> **TASK ITEM**
Report each line of the entries that contains the word "Tripal", copied in full.
::: DATASET :::
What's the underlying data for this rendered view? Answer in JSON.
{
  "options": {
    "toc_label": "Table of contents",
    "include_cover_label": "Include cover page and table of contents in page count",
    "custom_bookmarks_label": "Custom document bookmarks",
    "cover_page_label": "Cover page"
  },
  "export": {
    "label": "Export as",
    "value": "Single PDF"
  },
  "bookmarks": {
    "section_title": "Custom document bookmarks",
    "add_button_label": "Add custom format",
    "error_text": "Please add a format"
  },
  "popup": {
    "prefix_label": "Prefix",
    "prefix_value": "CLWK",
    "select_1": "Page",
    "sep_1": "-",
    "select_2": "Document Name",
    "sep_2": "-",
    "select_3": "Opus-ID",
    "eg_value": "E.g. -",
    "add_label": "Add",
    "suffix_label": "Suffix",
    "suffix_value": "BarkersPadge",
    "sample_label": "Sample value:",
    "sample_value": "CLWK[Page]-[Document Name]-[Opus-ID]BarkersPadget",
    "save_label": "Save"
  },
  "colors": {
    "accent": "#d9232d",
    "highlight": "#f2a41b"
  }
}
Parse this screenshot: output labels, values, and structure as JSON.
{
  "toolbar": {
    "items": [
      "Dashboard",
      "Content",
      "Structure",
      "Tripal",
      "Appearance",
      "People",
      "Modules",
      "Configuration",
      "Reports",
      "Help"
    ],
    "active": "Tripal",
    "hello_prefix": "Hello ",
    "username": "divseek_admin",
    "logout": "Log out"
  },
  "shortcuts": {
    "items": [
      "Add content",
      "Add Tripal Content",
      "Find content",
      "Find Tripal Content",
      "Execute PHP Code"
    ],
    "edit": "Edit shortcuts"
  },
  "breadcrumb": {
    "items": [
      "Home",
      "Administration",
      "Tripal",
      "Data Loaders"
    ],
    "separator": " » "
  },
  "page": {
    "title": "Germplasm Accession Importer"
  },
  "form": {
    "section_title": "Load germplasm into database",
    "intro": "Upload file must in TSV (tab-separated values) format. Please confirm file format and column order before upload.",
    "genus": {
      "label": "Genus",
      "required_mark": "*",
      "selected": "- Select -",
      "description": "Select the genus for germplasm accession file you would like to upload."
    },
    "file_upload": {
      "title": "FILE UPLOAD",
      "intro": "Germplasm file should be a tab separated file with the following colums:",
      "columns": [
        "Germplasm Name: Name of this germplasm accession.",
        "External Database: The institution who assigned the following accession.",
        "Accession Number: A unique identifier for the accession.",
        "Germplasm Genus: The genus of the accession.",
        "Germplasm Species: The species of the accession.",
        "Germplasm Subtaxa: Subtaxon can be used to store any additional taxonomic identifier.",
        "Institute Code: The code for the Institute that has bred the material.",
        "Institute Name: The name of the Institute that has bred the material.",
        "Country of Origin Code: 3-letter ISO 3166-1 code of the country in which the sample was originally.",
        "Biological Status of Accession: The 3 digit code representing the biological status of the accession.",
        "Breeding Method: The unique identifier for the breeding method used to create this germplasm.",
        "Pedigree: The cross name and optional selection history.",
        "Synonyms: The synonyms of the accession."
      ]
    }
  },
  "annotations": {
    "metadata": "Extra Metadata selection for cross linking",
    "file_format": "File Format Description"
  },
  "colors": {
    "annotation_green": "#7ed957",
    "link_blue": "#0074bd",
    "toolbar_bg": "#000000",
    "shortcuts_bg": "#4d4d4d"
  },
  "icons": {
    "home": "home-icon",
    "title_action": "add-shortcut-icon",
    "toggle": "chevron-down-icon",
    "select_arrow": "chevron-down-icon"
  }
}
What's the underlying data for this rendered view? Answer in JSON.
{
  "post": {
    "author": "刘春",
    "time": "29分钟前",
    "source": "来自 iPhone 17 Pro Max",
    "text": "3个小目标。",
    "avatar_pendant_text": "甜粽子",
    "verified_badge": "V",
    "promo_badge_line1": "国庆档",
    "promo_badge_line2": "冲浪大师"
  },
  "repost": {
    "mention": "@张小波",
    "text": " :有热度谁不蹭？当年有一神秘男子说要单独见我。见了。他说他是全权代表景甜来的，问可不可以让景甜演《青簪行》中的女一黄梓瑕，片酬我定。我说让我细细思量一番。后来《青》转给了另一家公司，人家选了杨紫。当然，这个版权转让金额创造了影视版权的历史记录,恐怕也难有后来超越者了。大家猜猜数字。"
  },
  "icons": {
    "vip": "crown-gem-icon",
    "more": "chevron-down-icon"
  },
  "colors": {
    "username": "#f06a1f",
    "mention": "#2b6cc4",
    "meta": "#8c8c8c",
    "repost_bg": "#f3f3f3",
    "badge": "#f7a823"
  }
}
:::
> **RESULT BELOW**
      "Tripal",
    "active": "Tripal",
      "Add Tripal Content",
      "Find Tripal Content",
      "Tripal",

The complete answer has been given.